Simon Birmingham: Problem, Laura, that we’ve indicated there is that those types of caps might have, might have some short term effect, but the way in which they’ve been constructed drives investment away, coupled with the types of policies the government’s put in place that stymie gas coming to market, will create more medium and longer term problems that exacerbate the length of energy price crises, of energy shortages and difficulties. And that’s why when it’s come to the PRRT reforms, the tax reforms that were outlined in the recent budget, we’ve said we’ll play a constructive role. But in return we want the government to come to the table and have a look at where they can actually make changes to the policies that they’ve put in place that constrain gas coming to market and actually make it easier for those projects to get to the market because that’s going to help Australia through the medium to long term and not have these problems last longer and therefore put us in a situation where inflation and energy costs are higher for longer than they would otherwise need to be. And so, there are key things that that we want to ensure we play a constructive role in, in trying to get the government to see that some of their policy settings are making things worse and that if we can drive them to change that, then hopefully they can create a better situation in those energy markets and be one area that helps. But the government definitely needs to rethink its industrial relations agenda. Listen to the cries that are coming from Australian businesses big and small at present about the proposed additional reforms. There are enough concerns about last year’s reforms and we’re starting to see indeed through those low growth rates, these low productivity rates, the alarm bells ringing because of that, and they cannot go down a path where further IR reforms make this even worse and harder in the future.


Laura Jayes: Okay. One final thing. In your portfolio, you’re talking and you are pushing the government to do more to help Ukraine. What more do you want the Albanese Government to do?


Simon Birmingham: LJ, we’ve tried to ensure we keep as much bipartisanship here in support of Ukraine as possible, but it’s reached a point where it’s frankly embarrassing to see the Ukrainian Government having to run public campaigns appealing for more military assistance from Australia.

The level of frustration that we’re hearing from the Australian Ukrainian community and elsewhere is very, very real. And so, we want the Albanese Government urgently to release a new and comprehensive package of support, humanitarian assistance of which there’s been no additional commitment since the Labor Government was elected. The last humanitarian support was under the Morrison Government. Additional military assistance and providing detailed responses to the now public requests that the Ukrainian Government has made for additional Hawkeis, for additional military capabilities and a range of other areas, making sure that the government does this and does it as urgently as possible.

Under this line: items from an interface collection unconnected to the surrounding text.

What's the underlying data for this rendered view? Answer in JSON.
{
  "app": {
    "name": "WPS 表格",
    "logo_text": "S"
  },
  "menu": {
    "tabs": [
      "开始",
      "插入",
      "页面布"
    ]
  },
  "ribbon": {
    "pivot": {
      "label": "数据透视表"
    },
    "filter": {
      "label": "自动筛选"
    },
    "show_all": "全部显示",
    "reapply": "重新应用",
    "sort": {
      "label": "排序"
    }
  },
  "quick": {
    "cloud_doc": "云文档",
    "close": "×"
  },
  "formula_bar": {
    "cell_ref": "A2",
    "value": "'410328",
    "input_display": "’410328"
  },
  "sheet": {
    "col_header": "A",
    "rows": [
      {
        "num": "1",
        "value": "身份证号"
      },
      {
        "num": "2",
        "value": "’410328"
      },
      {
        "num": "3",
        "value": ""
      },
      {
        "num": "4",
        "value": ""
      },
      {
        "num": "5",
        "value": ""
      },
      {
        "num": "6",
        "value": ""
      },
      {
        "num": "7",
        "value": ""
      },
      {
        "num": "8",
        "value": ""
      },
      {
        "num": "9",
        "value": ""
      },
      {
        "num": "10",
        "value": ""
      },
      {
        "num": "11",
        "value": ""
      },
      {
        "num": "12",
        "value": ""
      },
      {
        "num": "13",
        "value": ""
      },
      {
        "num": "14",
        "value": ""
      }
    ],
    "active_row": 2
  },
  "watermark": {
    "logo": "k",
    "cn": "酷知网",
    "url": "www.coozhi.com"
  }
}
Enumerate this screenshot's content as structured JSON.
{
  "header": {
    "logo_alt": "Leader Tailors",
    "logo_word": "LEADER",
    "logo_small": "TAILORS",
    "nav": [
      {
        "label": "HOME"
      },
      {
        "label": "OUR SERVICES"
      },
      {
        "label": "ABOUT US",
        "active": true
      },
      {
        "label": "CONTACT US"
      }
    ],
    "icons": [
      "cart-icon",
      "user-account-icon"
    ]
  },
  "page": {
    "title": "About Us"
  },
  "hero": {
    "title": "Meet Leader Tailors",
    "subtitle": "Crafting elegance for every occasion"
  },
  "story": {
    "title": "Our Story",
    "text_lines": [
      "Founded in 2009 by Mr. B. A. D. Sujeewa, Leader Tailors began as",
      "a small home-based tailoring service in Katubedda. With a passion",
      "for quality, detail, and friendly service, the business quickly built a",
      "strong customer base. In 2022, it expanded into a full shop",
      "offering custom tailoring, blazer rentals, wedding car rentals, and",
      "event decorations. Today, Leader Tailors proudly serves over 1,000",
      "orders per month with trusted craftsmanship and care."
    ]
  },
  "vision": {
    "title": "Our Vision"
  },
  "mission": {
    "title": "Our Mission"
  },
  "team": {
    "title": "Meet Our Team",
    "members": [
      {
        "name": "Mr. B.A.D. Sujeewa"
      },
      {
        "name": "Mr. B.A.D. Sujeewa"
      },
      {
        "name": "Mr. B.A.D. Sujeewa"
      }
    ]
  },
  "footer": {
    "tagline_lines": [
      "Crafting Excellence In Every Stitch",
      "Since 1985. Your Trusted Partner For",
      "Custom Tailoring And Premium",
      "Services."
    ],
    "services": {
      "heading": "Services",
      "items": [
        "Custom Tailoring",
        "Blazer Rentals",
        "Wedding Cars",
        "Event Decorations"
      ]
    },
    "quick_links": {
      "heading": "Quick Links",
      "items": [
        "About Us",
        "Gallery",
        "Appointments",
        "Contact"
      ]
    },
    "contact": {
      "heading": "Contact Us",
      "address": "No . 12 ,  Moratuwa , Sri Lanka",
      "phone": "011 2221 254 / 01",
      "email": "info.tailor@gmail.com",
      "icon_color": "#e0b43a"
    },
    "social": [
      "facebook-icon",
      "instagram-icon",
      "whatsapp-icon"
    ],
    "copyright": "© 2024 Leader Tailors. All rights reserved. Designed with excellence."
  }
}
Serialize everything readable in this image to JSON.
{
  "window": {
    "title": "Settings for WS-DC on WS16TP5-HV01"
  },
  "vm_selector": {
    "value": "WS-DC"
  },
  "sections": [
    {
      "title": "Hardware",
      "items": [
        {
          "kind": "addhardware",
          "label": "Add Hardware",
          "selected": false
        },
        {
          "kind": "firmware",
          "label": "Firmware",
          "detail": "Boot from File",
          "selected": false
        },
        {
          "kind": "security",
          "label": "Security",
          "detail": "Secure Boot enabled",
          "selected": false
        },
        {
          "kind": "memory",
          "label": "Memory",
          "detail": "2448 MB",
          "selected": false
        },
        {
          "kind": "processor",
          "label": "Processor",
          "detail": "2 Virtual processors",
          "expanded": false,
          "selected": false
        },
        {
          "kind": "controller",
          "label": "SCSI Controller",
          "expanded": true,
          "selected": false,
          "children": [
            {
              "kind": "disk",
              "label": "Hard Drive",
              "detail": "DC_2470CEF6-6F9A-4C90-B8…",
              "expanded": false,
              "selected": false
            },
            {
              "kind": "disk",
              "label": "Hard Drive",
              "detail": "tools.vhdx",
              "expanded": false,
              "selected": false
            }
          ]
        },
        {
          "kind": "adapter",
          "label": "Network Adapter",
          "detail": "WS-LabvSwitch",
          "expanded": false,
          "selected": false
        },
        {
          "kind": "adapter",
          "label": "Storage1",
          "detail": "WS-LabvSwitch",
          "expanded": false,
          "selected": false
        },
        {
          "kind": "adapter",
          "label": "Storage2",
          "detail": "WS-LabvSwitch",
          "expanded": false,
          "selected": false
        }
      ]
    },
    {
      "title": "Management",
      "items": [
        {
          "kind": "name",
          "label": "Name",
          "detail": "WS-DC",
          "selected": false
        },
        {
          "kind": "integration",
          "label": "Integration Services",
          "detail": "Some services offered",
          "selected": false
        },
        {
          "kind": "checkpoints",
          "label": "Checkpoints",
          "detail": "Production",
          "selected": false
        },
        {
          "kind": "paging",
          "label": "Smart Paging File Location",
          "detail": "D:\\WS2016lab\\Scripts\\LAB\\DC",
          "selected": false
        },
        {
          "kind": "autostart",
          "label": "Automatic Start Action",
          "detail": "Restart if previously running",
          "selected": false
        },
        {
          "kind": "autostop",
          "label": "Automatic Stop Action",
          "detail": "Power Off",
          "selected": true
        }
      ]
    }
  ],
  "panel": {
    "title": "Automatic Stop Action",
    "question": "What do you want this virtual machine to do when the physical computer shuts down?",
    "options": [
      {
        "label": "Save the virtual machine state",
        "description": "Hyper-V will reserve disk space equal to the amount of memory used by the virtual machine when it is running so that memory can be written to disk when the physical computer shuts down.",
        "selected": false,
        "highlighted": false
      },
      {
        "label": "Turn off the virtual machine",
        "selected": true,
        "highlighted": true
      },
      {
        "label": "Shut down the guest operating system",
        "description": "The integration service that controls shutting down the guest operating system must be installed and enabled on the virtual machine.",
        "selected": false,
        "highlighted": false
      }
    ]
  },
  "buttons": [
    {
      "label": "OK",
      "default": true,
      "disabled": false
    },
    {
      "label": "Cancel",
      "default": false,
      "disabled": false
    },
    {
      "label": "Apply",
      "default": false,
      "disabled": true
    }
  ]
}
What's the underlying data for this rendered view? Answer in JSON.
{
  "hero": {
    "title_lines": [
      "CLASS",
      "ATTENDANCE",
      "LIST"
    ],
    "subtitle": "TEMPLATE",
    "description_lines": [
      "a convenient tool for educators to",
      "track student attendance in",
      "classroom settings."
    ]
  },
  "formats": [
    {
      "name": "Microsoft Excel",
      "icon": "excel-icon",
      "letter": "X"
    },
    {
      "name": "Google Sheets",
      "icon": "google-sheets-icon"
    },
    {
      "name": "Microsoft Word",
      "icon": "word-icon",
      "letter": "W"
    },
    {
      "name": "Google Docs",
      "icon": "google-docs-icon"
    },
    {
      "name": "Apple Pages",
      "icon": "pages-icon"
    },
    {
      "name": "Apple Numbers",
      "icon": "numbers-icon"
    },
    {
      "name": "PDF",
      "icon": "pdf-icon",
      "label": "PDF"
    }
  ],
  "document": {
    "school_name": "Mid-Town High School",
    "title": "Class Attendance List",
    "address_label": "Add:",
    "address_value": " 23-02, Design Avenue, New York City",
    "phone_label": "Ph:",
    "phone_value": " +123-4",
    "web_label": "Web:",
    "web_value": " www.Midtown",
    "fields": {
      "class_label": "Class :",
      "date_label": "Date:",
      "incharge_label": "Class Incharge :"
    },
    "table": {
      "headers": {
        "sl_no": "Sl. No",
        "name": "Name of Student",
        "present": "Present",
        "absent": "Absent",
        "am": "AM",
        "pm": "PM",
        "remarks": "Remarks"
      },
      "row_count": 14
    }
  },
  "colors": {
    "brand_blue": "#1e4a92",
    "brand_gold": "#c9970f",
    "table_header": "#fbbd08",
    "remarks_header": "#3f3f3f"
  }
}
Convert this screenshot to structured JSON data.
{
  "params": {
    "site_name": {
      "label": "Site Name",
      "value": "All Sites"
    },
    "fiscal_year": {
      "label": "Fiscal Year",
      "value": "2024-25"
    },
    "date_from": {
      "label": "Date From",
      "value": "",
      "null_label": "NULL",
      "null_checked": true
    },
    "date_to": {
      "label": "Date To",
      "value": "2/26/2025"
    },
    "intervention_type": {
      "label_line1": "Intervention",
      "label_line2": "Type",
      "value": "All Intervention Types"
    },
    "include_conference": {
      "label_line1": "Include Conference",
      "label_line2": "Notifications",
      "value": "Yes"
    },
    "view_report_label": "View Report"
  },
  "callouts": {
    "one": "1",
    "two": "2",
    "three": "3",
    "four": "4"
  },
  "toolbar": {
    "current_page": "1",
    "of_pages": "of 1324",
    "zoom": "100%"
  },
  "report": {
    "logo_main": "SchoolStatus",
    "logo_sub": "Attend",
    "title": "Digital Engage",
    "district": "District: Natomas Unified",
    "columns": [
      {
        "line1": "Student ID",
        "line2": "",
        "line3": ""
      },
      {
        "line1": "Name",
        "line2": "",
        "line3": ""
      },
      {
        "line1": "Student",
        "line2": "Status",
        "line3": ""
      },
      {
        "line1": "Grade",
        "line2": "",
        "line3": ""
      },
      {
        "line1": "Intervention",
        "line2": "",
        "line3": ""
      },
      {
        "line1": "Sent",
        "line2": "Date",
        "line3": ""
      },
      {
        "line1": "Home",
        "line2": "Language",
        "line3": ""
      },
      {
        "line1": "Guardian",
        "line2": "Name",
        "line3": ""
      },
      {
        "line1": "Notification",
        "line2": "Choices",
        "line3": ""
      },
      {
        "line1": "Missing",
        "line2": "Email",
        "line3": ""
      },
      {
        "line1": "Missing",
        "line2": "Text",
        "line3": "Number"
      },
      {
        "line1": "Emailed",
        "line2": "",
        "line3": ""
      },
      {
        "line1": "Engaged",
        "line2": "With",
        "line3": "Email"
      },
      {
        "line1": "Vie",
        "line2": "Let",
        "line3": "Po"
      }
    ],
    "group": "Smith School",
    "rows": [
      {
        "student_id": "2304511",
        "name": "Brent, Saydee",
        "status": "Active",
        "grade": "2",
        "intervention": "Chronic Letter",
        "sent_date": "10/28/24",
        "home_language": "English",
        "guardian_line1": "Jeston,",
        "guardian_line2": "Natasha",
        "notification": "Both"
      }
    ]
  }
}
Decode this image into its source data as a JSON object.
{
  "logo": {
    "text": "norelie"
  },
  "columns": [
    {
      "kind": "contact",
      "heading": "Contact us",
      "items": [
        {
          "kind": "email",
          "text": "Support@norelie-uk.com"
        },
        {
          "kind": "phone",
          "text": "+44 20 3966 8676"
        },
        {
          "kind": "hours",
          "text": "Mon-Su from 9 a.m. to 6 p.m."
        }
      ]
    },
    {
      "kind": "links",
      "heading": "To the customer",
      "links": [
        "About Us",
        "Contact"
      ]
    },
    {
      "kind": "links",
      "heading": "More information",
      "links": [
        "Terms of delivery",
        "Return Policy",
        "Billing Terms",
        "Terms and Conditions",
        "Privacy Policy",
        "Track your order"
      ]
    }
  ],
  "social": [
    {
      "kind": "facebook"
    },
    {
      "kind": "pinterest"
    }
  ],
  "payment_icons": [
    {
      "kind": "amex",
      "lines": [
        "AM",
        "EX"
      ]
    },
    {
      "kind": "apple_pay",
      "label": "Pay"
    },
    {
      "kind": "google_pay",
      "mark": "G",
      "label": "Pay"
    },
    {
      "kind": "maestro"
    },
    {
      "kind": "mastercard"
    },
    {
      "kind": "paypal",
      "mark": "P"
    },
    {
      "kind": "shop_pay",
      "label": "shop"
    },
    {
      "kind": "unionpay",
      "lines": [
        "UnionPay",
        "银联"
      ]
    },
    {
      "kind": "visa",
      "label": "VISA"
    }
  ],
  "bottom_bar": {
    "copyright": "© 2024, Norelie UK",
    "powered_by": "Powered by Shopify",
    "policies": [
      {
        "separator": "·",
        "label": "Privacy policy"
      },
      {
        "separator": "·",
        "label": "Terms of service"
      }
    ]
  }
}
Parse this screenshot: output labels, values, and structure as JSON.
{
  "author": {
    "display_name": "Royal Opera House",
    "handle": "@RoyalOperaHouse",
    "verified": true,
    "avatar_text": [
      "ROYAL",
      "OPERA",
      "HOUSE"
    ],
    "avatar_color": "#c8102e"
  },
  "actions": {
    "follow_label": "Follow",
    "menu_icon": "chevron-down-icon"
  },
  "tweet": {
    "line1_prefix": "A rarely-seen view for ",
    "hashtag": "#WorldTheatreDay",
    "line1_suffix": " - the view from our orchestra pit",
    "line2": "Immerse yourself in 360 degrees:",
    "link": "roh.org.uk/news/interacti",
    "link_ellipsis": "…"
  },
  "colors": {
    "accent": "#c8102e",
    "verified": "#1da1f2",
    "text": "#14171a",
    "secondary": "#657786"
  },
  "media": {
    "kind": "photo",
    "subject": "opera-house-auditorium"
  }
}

Not wait until Anthony Albanese has a photo op opportunity at the NATO Leaders’ Summit. Actually, make the commitments now to a friend in need, a country in need, a country at war who deserves to ensure that they get the type of support from Australia that they were 12 months ago and the type of support that is commensurate with what we’re still seeing so many of our partner countries deliver from elsewhere around the world.


Laura Jayes: Simon Birmingham, thanks so much for your time.


Simon Birmingham: Thanks, LJ. My pleasure.